Required work. Could you reproduce all of these records exactly?

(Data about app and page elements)
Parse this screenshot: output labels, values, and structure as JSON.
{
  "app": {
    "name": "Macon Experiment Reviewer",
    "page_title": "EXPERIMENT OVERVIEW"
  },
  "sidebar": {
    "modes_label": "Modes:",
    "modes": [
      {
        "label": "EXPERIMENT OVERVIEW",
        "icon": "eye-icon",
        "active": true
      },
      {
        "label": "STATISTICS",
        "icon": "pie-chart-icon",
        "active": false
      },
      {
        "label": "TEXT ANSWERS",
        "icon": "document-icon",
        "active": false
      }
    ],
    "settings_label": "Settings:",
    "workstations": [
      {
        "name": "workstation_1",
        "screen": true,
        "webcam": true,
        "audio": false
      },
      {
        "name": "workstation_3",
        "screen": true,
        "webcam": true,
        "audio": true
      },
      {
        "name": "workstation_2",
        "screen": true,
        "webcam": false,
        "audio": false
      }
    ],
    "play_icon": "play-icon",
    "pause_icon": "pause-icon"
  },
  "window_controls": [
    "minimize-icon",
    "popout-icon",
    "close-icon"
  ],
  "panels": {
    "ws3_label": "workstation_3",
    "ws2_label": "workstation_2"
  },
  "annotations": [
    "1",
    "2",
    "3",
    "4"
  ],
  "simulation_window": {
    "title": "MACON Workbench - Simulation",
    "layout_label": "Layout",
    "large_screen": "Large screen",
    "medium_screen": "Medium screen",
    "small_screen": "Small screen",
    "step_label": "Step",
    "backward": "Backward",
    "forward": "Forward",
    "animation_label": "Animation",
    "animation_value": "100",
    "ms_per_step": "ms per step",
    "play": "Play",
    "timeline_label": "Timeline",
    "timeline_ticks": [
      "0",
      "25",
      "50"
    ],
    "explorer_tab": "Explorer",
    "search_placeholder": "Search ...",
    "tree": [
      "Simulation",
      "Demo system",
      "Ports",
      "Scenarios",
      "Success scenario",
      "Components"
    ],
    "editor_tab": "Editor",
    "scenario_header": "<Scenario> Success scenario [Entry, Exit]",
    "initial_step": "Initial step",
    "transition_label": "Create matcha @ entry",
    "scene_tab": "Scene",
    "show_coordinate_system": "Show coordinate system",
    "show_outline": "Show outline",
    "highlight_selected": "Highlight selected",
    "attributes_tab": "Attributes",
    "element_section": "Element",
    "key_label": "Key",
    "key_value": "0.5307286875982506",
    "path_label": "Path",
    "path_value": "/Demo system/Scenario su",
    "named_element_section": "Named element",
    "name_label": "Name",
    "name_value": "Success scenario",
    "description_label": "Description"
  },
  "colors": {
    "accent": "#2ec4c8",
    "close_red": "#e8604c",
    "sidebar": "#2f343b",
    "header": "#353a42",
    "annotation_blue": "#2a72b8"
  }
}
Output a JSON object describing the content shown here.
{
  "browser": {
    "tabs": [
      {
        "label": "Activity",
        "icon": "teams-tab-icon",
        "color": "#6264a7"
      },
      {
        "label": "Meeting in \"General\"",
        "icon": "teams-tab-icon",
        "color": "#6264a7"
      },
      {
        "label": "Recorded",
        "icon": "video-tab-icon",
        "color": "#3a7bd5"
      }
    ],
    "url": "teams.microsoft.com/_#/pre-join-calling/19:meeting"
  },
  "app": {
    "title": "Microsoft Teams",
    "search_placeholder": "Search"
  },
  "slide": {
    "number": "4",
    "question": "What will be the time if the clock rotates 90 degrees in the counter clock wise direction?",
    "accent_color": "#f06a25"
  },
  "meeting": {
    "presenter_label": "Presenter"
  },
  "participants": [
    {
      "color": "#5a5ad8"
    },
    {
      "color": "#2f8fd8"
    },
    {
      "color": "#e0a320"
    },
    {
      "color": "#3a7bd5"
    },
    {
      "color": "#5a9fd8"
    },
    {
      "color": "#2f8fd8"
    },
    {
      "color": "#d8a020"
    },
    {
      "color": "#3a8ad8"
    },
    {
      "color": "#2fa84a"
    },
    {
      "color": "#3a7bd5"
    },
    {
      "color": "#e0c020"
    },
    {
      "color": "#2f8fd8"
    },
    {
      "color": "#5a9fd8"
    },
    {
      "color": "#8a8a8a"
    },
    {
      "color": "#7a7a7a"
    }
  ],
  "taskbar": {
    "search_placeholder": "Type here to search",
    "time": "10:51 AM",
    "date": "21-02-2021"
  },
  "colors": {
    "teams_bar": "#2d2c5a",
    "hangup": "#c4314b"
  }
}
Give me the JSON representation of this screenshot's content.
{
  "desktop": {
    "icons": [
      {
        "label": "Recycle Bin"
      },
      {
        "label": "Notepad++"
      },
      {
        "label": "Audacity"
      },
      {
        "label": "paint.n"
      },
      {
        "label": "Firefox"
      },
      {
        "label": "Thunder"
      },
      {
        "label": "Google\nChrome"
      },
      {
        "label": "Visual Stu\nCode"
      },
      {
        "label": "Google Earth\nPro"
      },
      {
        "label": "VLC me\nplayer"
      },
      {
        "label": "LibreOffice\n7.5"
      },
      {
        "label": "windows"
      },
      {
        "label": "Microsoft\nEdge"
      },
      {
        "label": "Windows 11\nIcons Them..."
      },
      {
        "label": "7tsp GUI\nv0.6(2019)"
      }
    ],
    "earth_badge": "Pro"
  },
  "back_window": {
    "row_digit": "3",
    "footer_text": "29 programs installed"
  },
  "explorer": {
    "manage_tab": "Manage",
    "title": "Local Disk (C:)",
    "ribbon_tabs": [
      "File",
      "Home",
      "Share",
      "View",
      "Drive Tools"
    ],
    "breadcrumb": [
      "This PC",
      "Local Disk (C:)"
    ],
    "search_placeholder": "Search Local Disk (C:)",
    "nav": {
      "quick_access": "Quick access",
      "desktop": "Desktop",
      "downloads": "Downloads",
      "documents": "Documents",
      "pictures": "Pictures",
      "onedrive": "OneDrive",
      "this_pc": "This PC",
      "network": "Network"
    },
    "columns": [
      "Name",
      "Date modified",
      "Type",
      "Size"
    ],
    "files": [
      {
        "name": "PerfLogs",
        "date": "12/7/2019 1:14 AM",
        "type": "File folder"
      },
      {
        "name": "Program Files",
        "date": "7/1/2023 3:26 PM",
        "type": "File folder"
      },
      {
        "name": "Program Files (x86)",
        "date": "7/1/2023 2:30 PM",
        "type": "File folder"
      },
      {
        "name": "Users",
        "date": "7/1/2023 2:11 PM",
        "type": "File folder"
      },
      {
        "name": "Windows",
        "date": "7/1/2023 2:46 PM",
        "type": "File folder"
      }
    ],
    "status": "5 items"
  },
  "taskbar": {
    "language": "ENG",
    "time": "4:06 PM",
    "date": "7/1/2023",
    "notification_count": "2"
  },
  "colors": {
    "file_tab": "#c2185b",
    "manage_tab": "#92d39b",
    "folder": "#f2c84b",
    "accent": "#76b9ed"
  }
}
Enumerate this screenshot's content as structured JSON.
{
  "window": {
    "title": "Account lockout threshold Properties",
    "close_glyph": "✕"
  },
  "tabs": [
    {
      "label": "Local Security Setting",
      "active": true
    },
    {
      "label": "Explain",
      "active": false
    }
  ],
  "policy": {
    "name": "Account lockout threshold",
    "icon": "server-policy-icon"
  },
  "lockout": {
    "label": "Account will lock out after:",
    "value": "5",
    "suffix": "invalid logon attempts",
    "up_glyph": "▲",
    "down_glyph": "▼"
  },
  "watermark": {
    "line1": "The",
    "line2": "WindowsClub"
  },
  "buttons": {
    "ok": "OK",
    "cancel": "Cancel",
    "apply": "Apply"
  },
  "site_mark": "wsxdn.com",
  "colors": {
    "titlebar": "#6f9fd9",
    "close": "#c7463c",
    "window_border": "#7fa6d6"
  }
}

Task solution.
Parse this screenshot: output labels, values, and structure as JSON.
{
  "app": {
    "name": "Macon Experiment Reviewer",
    "page_title": "EXPERIMENT OVERVIEW"
  },
  "sidebar": {
    "modes_label": "Modes:",
    "modes": [
      {
        "label": "EXPERIMENT OVERVIEW",
        "icon": "eye-icon",
        "active": true
      },
      {
        "label": "STATISTICS",
        "icon": "pie-chart-icon",
        "active": false
      },
      {
        "label": "TEXT ANSWERS",
        "icon": "document-icon",
        "active": false
      }
    ],
    "settings_label": "Settings:",
    "workstations": [
      {
        "name": "workstation_1",
        "screen": true,
        "webcam": true,
        "audio": false
      },
      {
        "name": "workstation_3",
        "screen": true,
        "webcam": true,
        "audio": true
      },
      {
        "name": "workstation_2",
        "screen": true,
        "webcam": false,
        "audio": false
      }
    ],
    "play_icon": "play-icon",
    "pause_icon": "pause-icon"
  },
  "window_controls": [
    "minimize-icon",
    "popout-icon",
    "close-icon"
  ],
  "panels": {
    "ws3_label": "workstation_3",
    "ws2_label": "workstation_2"
  },
  "annotations": [
    "1",
    "2",
    "3",
    "4"
  ],
  "simulation_window": {
    "title": "MACON Workbench - Simulation",
    "layout_label": "Layout",
    "large_screen": "Large screen",
    "medium_screen": "Medium screen",
    "small_screen": "Small screen",
    "step_label": "Step",
    "backward": "Backward",
    "forward": "Forward",
    "animation_label": "Animation",
    "animation_value": "100",
    "ms_per_step": "ms per step",
    "play": "Play",
    "timeline_label": "Timeline",
    "timeline_ticks": [
      "0",
      "25",
      "50"
    ],
    "explorer_tab": "Explorer",
    "search_placeholder": "Search ...",
    "tree": [
      "Simulation",
      "Demo system",
      "Ports",
      "Scenarios",
      "Success scenario",
      "Components"
    ],
    "editor_tab": "Editor",
    "scenario_header": "<Scenario> Success scenario [Entry, Exit]",
    "initial_step": "Initial step",
    "transition_label": "Create matcha @ entry",
    "scene_tab": "Scene",
    "show_coordinate_system": "Show coordinate system",
    "show_outline": "Show outline",
    "highlight_selected": "Highlight selected",
    "attributes_tab": "Attributes",
    "element_section": "Element",
    "key_label": "Key",
    "key_value": "0.5307286875982506",
    "path_label": "Path",
    "path_value": "/Demo system/Scenario su",
    "named_element_section": "Named element",
    "name_label": "Name",
    "name_value": "Success scenario",
    "description_label": "Description"
  },
  "colors": {
    "accent": "#2ec4c8",
    "close_red": "#e8604c",
    "sidebar": "#2f343b",
    "header": "#353a42",
    "annotation_blue": "#2a72b8"
  }
}
Output a JSON object describing the content shown here.
{
  "browser": {
    "tabs": [
      {
        "label": "Activity",
        "icon": "teams-tab-icon",
        "color": "#6264a7"
      },
      {
        "label": "Meeting in \"General\"",
        "icon": "teams-tab-icon",
        "color": "#6264a7"
      },
      {
        "label": "Recorded",
        "icon": "video-tab-icon",
        "color": "#3a7bd5"
      }
    ],
    "url": "teams.microsoft.com/_#/pre-join-calling/19:meeting"
  },
  "app": {
    "title": "Microsoft Teams",
    "search_placeholder": "Search"
  },
  "slide": {
    "number": "4",
    "question": "What will be the time if the clock rotates 90 degrees in the counter clock wise direction?",
    "accent_color": "#f06a25"
  },
  "meeting": {
    "presenter_label": "Presenter"
  },
  "participants": [
    {
      "color": "#5a5ad8"
    },
    {
      "color": "#2f8fd8"
    },
    {
      "color": "#e0a320"
    },
    {
      "color": "#3a7bd5"
    },
    {
      "color": "#5a9fd8"
    },
    {
      "color": "#2f8fd8"
    },
    {
      "color": "#d8a020"
    },
    {
      "color": "#3a8ad8"
    },
    {
      "color": "#2fa84a"
    },
    {
      "color": "#3a7bd5"
    },
    {
      "color": "#e0c020"
    },
    {
      "color": "#2f8fd8"
    },
    {
      "color": "#5a9fd8"
    },
    {
      "color": "#8a8a8a"
    },
    {
      "color": "#7a7a7a"
    }
  ],
  "taskbar": {
    "search_placeholder": "Type here to search",
    "time": "10:51 AM",
    "date": "21-02-2021"
  },
  "colors": {
    "teams_bar": "#2d2c5a",
    "hangup": "#c4314b"
  }
}
Give me the JSON representation of this screenshot's content.
{
  "desktop": {
    "icons": [
      {
        "label": "Recycle Bin"
      },
      {
        "label": "Notepad++"
      },
      {
        "label": "Audacity"
      },
      {
        "label": "paint.n"
      },
      {
        "label": "Firefox"
      },
      {
        "label": "Thunder"
      },
      {
        "label": "Google\nChrome"
      },
      {
        "label": "Visual Stu\nCode"
      },
      {
        "label": "Google Earth\nPro"
      },
      {
        "label": "VLC me\nplayer"
      },
      {
        "label": "LibreOffice\n7.5"
      },
      {
        "label": "windows"
      },
      {
        "label": "Microsoft\nEdge"
      },
      {
        "label": "Windows 11\nIcons Them..."
      },
      {
        "label": "7tsp GUI\nv0.6(2019)"
      }
    ],
    "earth_badge": "Pro"
  },
  "back_window": {
    "row_digit": "3",
    "footer_text": "29 programs installed"
  },
  "explorer": {
    "manage_tab": "Manage",
    "title": "Local Disk (C:)",
    "ribbon_tabs": [
      "File",
      "Home",
      "Share",
      "View",
      "Drive Tools"
    ],
    "breadcrumb": [
      "This PC",
      "Local Disk (C:)"
    ],
    "search_placeholder": "Search Local Disk (C:)",
    "nav": {
      "quick_access": "Quick access",
      "desktop": "Desktop",
      "downloads": "Downloads",
      "documents": "Documents",
      "pictures": "Pictures",
      "onedrive": "OneDrive",
      "this_pc": "This PC",
      "network": "Network"
    },
    "columns": [
      "Name",
      "Date modified",
      "Type",
      "Size"
    ],
    "files": [
      {
        "name": "PerfLogs",
        "date": "12/7/2019 1:14 AM",
        "type": "File folder"
      },
      {
        "name": "Program Files",
        "date": "7/1/2023 3:26 PM",
        "type": "File folder"
      },
      {
        "name": "Program Files (x86)",
        "date": "7/1/2023 2:30 PM",
        "type": "File folder"
      },
      {
        "name": "Users",
        "date": "7/1/2023 2:11 PM",
        "type": "File folder"
      },
      {
        "name": "Windows",
        "date": "7/1/2023 2:46 PM",
        "type": "File folder"
      }
    ],
    "status": "5 items"
  },
  "taskbar": {
    "language": "ENG",
    "time": "4:06 PM",
    "date": "7/1/2023",
    "notification_count": "2"
  },
  "colors": {
    "file_tab": "#c2185b",
    "manage_tab": "#92d39b",
    "folder": "#f2c84b",
    "accent": "#76b9ed"
  }
}
Enumerate this screenshot's content as structured JSON.
{
  "window": {
    "title": "Account lockout threshold Properties",
    "close_glyph": "✕"
  },
  "tabs": [
    {
      "label": "Local Security Setting",
      "active": true
    },
    {
      "label": "Explain",
      "active": false
    }
  ],
  "policy": {
    "name": "Account lockout threshold",
    "icon": "server-policy-icon"
  },
  "lockout": {
    "label": "Account will lock out after:",
    "value": "5",
    "suffix": "invalid logon attempts",
    "up_glyph": "▲",
    "down_glyph": "▼"
  },
  "watermark": {
    "line1": "The",
    "line2": "WindowsClub"
  },
  "buttons": {
    "ok": "OK",
    "cancel": "Cancel",
    "apply": "Apply"
  },
  "site_mark": "wsxdn.com",
  "colors": {
    "titlebar": "#6f9fd9",
    "close": "#c7463c",
    "window_border": "#7fa6d6"
  }
}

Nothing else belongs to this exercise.